Jankowski said the United Kingdom has one of the highest rates of esophageal cancer in the world. Cancer Research UK predicts that 9211 new cases will be diagnosed this year.4 In comparison, SEER predicts that 17,290 new cases of esophageal cancer will be diagnosed in the United States, which has a population nearly 5 times larger.
“There’s nowhere in the world that’s got more esophageal adenocarcinoma than my home city of Glasgow,” Jankowski said. “In fact, the cancer prognosis for people hasn’t achieved much improvement in 30 or 40 years.”
For the ASPECT study (NCT00357682), investigators recruited patients at hospitals in Canada and the United Kingdom beginning in 1999. Eligible patients had ≥1 cm of Barrett’s esophagus at baseline and were negative for high-grade dysplasia or esophageal adenocarcinoma.
Patients (N = 2563) were randomly assigned to high-dose or low-dose esomeprazole alone or in combination with 300 mg of daily aspirin (330 mg in Canada). Patients stayed on medication for 8 to 10 years.
The rate of serious adverse events was extremely low, just 1.0% with 99.9% data collected. Jankowski said the research team was surprised by the low incidence of toxicities. “That’s important in chemoprevention—you’ve got to have a benefit and a very low risk ratio,” he said. “So, on that basis too, there seems to be a benefit.”
Results from 2 recent trials suggest that PPIs may be associated with gastrointestinal cancer. Long-term PPI use was associated with an increased risk for gastric cancer among patients treated with PPIs for Helicobacter pylori infection (HR, 2.44, 95% CI, 1.42-4.20).5 The highest risk levels were observed in patients who took PPIs daily for ≥3 years.
In a population-based study of nearly 796,500 Swedish adults, investigators found that long-term use of PPIs was associated with increased risk of esophageal adenocarcinoma among those using maintenance treatment with PPIs (standardized incidence ratio [SIR], 3.93; 95% CI 3.63-4.24).6
“We have biopsied not only the esophagus but the stomach as well,” Jankowski said. “We have looked meticulously; we have an expert pathology panel. We have not seen this. It may very well be confounding variables in epidemiological studies.”
He added that ASPECT needs more follow-up to determine whether these findings hold up over time.
“This is a snapshot in time—9 years,” said Jankowski, who calls himself the biggest skeptic of his own data. “Will I still be saying the same thing in 5 or 10 years’ time down the line?

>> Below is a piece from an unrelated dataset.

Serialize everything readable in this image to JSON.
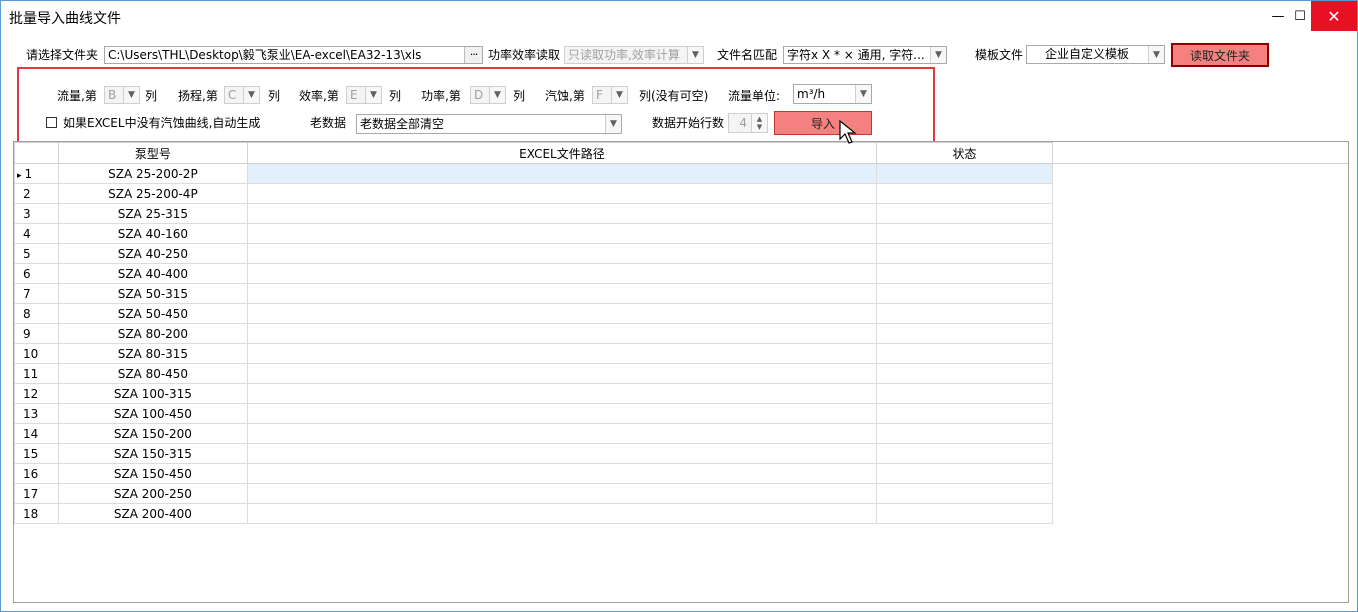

At this moment that doesn’t look likely, but I think we need to follow-up for longer.”
ASCO Expert Andrew S. Epstein, MD, a medical oncologist with Memorial Sloan Kettering Cancer Center, said that esophageal cancer is very difficult to treat at any stage, and patients often have a poor prognosis. He called the findings interesting but warned that they do not necessarily apply to all patients with GERD.
“Patients with Barrett’s, specifically, should speak with their physician about taking these drugs together in order to delay the events studied in this trial,” he said. “I want to stress that these are patients with Barrett’s and we have to be very careful not to extrapolate to other settings, such as patients with symptoms of reflux but without a diagnosis of Barrett’s.”
Richard L. Schilsky, MD, ASCO senior vice president and chief medical officer, noted that Barrett’s can only be diagnosed with an endoscopy. Even if this type of treatment is appropriate, he said that patients require prospective monitoring to determine whether the lesion is shrinking.
“Obviously, these drugs are available over the counter,” Schilsky said. “We don’t necessarily want patients to start rushing out, if they have a little heartburn, and start taking high doses of PPIs with aspirin without appropriate medical supervision.”